**What to produce:**
Lines in the listing below containing the string "JSON" are to be identified and copied.

***** Dataset records

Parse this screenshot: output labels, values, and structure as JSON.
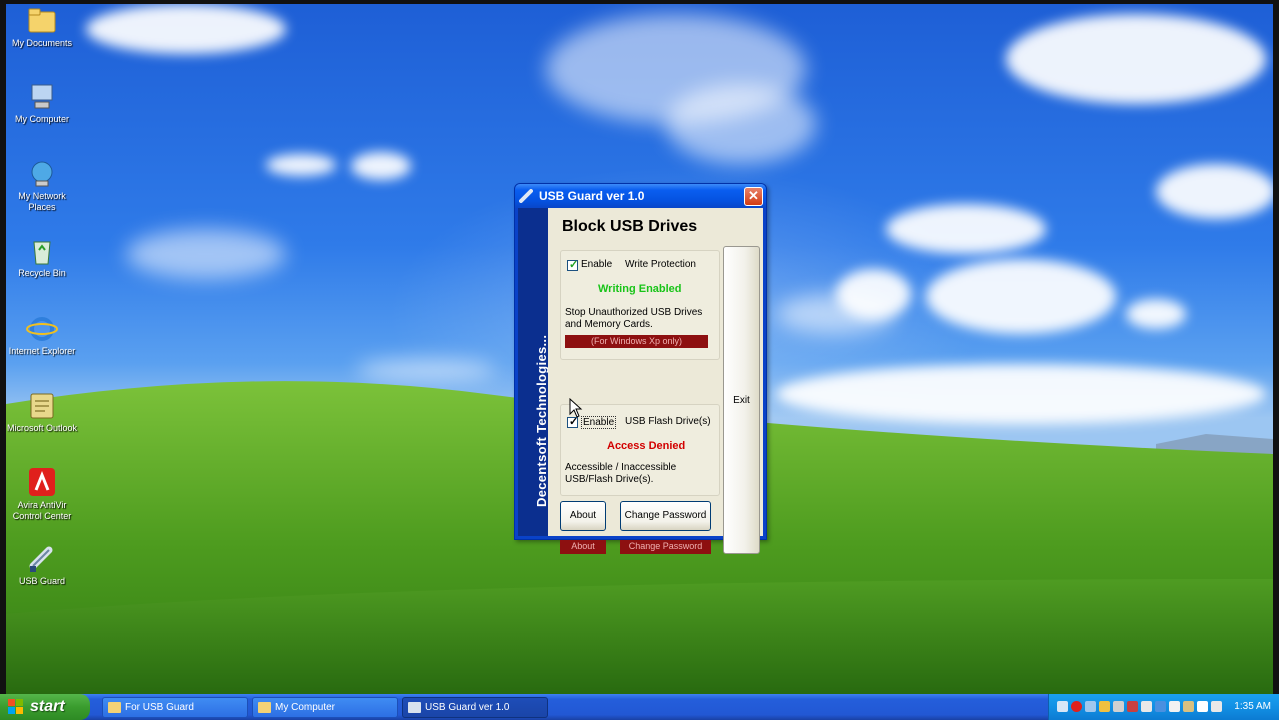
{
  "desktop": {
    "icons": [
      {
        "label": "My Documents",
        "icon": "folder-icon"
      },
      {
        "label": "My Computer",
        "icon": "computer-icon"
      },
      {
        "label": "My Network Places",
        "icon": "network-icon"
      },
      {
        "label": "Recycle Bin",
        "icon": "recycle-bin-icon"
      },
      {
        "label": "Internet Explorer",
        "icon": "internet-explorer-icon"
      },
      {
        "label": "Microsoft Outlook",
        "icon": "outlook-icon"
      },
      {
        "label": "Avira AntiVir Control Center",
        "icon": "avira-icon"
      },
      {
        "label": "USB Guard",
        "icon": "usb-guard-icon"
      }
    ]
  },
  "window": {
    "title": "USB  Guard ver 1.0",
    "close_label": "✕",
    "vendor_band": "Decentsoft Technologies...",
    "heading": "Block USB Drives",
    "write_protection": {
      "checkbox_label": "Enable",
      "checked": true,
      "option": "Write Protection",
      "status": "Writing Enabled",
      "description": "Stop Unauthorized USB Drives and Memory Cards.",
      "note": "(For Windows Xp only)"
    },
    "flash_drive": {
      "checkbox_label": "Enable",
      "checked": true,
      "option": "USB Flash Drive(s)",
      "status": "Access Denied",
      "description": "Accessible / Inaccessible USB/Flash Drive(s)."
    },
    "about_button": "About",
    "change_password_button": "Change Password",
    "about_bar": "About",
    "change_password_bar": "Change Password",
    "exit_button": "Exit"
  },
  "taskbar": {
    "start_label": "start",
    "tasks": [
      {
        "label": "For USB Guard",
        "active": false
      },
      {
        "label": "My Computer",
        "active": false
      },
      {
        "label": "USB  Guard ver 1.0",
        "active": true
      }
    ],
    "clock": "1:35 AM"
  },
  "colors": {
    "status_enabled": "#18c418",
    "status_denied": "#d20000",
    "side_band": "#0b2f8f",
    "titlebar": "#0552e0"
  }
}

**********
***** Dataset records

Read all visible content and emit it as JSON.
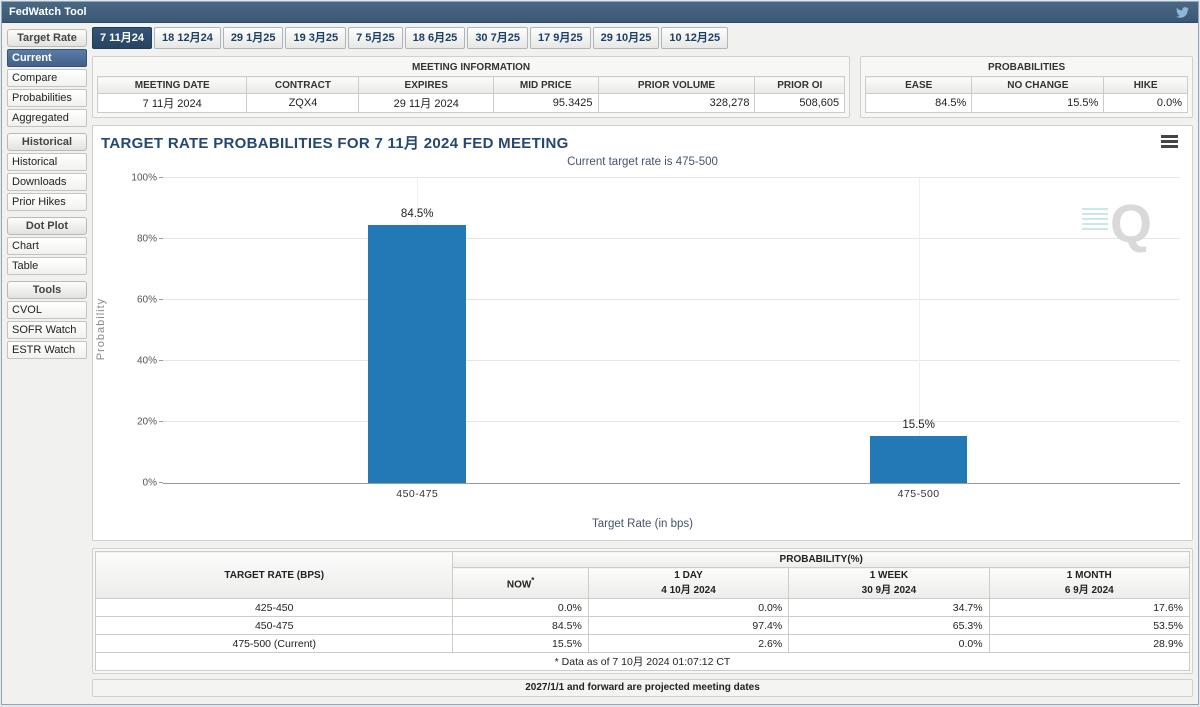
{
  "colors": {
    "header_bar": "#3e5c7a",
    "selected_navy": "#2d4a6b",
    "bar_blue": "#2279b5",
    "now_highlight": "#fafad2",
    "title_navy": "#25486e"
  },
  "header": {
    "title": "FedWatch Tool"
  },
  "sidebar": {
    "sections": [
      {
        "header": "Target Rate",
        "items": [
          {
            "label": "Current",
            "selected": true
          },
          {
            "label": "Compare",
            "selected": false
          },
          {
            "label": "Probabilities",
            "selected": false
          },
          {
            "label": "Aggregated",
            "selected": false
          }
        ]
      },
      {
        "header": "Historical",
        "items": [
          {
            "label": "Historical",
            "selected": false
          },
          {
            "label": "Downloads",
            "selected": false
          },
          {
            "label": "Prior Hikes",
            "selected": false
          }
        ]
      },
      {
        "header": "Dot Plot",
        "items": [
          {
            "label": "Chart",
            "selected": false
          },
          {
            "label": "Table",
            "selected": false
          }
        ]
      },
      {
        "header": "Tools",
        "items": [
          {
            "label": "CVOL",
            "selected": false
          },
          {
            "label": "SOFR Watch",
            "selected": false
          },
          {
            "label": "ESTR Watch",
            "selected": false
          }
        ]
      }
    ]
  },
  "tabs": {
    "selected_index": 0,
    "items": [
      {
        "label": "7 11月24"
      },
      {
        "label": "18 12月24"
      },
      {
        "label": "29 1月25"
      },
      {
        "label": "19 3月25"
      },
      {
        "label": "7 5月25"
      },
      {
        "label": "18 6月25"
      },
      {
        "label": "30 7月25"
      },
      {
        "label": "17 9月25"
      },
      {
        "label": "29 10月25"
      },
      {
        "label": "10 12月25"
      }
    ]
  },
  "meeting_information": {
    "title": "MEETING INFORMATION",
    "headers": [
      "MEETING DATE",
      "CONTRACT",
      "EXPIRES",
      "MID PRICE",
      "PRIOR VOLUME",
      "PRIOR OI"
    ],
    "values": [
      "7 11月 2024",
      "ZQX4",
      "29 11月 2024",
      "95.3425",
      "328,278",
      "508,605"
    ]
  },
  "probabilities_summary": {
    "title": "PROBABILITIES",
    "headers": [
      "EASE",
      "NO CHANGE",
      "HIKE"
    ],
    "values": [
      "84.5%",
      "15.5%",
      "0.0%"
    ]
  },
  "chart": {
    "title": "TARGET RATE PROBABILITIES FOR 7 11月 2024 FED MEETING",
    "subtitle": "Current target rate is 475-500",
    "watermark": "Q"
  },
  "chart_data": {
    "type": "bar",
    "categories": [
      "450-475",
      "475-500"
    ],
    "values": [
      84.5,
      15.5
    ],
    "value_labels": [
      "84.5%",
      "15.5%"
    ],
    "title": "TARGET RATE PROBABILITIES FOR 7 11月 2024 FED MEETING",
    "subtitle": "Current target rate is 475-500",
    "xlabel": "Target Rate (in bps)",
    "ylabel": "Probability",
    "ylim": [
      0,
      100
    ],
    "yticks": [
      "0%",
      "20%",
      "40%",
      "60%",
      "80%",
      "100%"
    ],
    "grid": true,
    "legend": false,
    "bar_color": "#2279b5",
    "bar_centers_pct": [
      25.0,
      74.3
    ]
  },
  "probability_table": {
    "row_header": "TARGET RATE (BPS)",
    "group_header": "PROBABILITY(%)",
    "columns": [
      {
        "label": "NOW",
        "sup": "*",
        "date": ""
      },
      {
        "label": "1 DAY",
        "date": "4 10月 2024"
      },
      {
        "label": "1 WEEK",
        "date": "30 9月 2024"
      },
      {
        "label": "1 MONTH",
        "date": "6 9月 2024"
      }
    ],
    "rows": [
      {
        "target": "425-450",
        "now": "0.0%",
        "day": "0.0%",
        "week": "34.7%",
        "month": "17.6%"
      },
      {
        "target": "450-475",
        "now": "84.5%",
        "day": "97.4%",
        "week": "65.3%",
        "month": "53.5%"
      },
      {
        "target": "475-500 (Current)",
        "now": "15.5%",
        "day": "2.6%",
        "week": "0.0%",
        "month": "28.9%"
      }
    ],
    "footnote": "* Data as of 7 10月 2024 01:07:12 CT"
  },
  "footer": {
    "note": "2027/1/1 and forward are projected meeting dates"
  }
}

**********
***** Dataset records

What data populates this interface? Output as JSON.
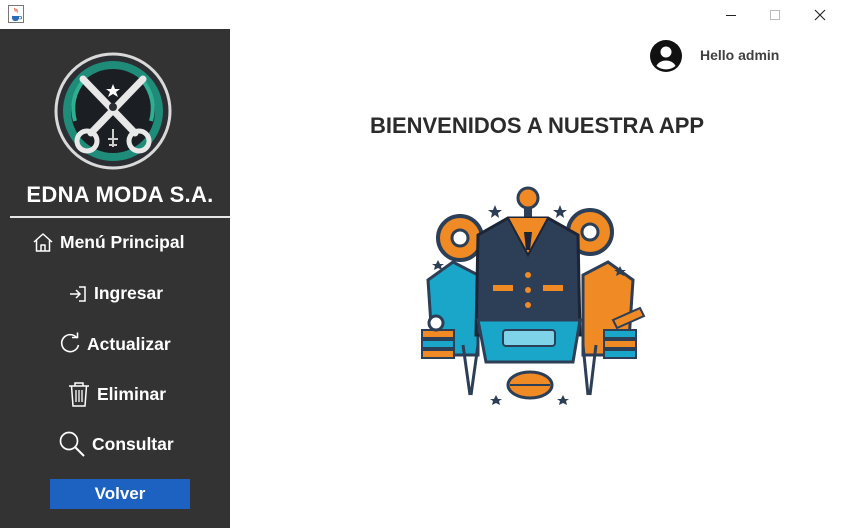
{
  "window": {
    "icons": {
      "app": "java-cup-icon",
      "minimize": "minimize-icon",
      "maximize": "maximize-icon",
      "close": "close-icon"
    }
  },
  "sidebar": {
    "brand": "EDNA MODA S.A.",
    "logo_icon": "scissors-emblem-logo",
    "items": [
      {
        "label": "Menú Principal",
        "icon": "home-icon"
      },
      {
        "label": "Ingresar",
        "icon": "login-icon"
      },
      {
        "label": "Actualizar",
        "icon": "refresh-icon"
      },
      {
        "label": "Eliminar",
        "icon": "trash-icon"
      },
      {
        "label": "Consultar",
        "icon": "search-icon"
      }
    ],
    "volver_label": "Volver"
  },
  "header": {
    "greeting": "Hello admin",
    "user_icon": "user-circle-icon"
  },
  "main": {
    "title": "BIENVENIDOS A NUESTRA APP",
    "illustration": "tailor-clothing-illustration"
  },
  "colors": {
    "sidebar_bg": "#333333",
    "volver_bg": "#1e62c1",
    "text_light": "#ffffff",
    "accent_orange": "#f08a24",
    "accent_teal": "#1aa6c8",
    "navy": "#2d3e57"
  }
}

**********

**Task response:**
Parse this screenshot: output labels, values, and structure as JSON.
Read all visible content and emit it as JSON.
What data populates this interface? Output as JSON.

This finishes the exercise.